RECORDS SHOWN section start

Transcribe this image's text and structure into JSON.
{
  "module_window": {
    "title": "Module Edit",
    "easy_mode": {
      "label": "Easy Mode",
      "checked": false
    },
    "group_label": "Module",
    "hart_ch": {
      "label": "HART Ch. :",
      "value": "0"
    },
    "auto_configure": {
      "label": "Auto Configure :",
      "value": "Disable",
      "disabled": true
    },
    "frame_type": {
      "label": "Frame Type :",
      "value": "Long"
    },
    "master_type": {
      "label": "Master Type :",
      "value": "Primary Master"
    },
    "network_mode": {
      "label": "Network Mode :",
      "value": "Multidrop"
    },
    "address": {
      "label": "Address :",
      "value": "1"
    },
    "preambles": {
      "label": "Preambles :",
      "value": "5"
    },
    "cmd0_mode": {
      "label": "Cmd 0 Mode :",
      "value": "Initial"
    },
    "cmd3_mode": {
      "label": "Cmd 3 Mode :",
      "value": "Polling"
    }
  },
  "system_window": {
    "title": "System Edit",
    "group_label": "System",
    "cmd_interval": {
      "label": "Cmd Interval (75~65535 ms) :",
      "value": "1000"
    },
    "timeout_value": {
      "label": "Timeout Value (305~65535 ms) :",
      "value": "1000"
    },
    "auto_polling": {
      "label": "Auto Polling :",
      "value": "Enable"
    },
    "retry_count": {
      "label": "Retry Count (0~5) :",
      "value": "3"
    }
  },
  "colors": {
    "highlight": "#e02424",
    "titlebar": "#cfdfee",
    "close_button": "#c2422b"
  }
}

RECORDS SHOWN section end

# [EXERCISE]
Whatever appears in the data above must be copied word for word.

# [OUTPUT BELOW]
Transcribe this image's text and structure into JSON.
{
  "module_window": {
    "title": "Module Edit",
    "easy_mode": {
      "label": "Easy Mode",
      "checked": false
    },
    "group_label": "Module",
    "hart_ch": {
      "label": "HART Ch. :",
      "value": "0"
    },
    "auto_configure": {
      "label": "Auto Configure :",
      "value": "Disable",
      "disabled": true
    },
    "frame_type": {
      "label": "Frame Type :",
      "value": "Long"
    },
    "master_type": {
      "label": "Master Type :",
      "value": "Primary Master"
    },
    "network_mode": {
      "label": "Network Mode :",
      "value": "Multidrop"
    },
    "address": {
      "label": "Address :",
      "value": "1"
    },
    "preambles": {
      "label": "Preambles :",
      "value": "5"
    },
    "cmd0_mode": {
      "label": "Cmd 0 Mode :",
      "value": "Initial"
    },
    "cmd3_mode": {
      "label": "Cmd 3 Mode :",
      "value": "Polling"
    }
  },
  "system_window": {
    "title": "System Edit",
    "group_label": "System",
    "cmd_interval": {
      "label": "Cmd Interval (75~65535 ms) :",
      "value": "1000"
    },
    "timeout_value": {
      "label": "Timeout Value (305~65535 ms) :",
      "value": "1000"
    },
    "auto_polling": {
      "label": "Auto Polling :",
      "value": "Enable"
    },
    "retry_count": {
      "label": "Retry Count (0~5) :",
      "value": "3"
    }
  },
  "colors": {
    "highlight": "#e02424",
    "titlebar": "#cfdfee",
    "close_button": "#c2422b"
  }
}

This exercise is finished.